Cut the Rope is the most recognizable name on the list – the game has been downloaded well over 100 million times across many mobile platforms. In 2012 ZeptoLab teamed up with Microsoft to release an HTML5 version of the game, but unfortunately this version had no mobile support. This year however, ZeptoLab worked with Mozilla to release a mobile-friendly HTML5 version of the game, with an initial target of Firefox OS.
For those not familiar with Firefox OS, it’s Mozilla’s mobile operating system that’s built completely on web technologies – making it a very open platform. For the initial launch, Mozilla is going after developing countries who haven’t necessarily had a smartphone before.
ZeptoLab is just scratching the surface right now with Firefox OS, and I see a lot of potential for a game like this to spread within social and messaging apps given that the game can be played right away within a webview.
The above are the top 10 games I have for 2013, but I’m also going to use this stage to talk a bit about a game we just released for the holiday push.
Word Wars is a game we’ve been working on internally at Clay.io. We’ve been able to watch HTML5 evolve within the game space for the past 3 years, and are taking some of what we learned to develop a case study for how to distribute HTML5 games.
The game itself is simple – it has been done before, and done really well for mobile devices as native games. You have two minutes to find as many words as you can in a 4×4 grid of letters. Where we’re more focused on is the distribution of this game, and really taking advantage of what HTML5 brings to the table. This means having links that can be easily shared to challenge others to beat a high score, and having the game fine-tune itself for each platform it’s on. If the game is being played directly from the Facebook app (in a webview), the game uses their built-in sharing mechanic… if it’s played from the web, we can provide more advanced sharing options like linking a Facebook or Twitter account, etc…
One of our main targets for this game, and the place with the best asynchronous multiplayer experience, is Kik. Similar to 1 Word, we think this game works really well when friends are challenging each other to beat their scores on a certain board of letters. With its 90 million users, the hope is that a good chunk of them will enjoy the game and spread it among their friends. Whether or not you’re already a member of Kik, I suggest trying it out – their app distribution model is very unique and something I can see solving some of the problems developers have had with mobile game distribution.
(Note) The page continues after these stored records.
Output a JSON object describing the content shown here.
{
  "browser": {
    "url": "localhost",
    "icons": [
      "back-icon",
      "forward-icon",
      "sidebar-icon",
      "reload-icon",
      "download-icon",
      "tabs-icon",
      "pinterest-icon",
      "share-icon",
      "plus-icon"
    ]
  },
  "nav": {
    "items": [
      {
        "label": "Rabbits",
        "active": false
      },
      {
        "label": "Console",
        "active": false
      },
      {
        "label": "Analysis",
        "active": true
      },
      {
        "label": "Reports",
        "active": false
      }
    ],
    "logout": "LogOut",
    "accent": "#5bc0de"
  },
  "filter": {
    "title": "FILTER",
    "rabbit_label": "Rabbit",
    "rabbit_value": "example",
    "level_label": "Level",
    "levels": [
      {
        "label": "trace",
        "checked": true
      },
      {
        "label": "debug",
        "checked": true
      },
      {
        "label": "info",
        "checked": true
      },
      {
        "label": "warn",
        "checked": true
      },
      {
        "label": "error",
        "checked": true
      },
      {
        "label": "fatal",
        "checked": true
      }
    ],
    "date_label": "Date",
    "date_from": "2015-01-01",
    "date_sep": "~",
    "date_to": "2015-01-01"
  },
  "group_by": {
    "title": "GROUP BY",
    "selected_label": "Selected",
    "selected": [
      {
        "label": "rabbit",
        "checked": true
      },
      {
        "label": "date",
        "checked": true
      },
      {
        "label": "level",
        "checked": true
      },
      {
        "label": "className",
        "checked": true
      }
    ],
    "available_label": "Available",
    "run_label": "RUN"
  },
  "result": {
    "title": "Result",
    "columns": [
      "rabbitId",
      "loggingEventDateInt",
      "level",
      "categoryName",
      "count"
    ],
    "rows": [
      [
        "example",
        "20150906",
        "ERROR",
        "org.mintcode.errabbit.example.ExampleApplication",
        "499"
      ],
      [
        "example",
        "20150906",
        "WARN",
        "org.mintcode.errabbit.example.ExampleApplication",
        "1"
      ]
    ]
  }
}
My username is austinhallock, so feel free to send me a message or Word Wars challenge!
As more folks start to really understand HTML5′s strengths and weaknesses, and as the technology becomes better supported, we will continue to see large advances each year in the quality of games released. The web and mobile web are too powerful of distribution channels to ignore, and we’re starting to see more developers get serious about their HTML5 approach. At Clay.io our core focus is helping developers with the distribution of their games, and I’m more than happy to help anyone who has questions (my email is firstname.lastname@example.org). I’m really looking forward to seeing games in 2014 improve – especially on the distribution and commercialization ends.
As with most lists like this one, there are bound to be many more games that were left out, so let’s see them in the comments!
Full disclosure: I’m founder of a company that works with HTML5 game developers to help them with distribution and high level tools. If a game on this list is on Clay.io, I link to that, but whether or not a game is on Clay.io did not factor into my decision making.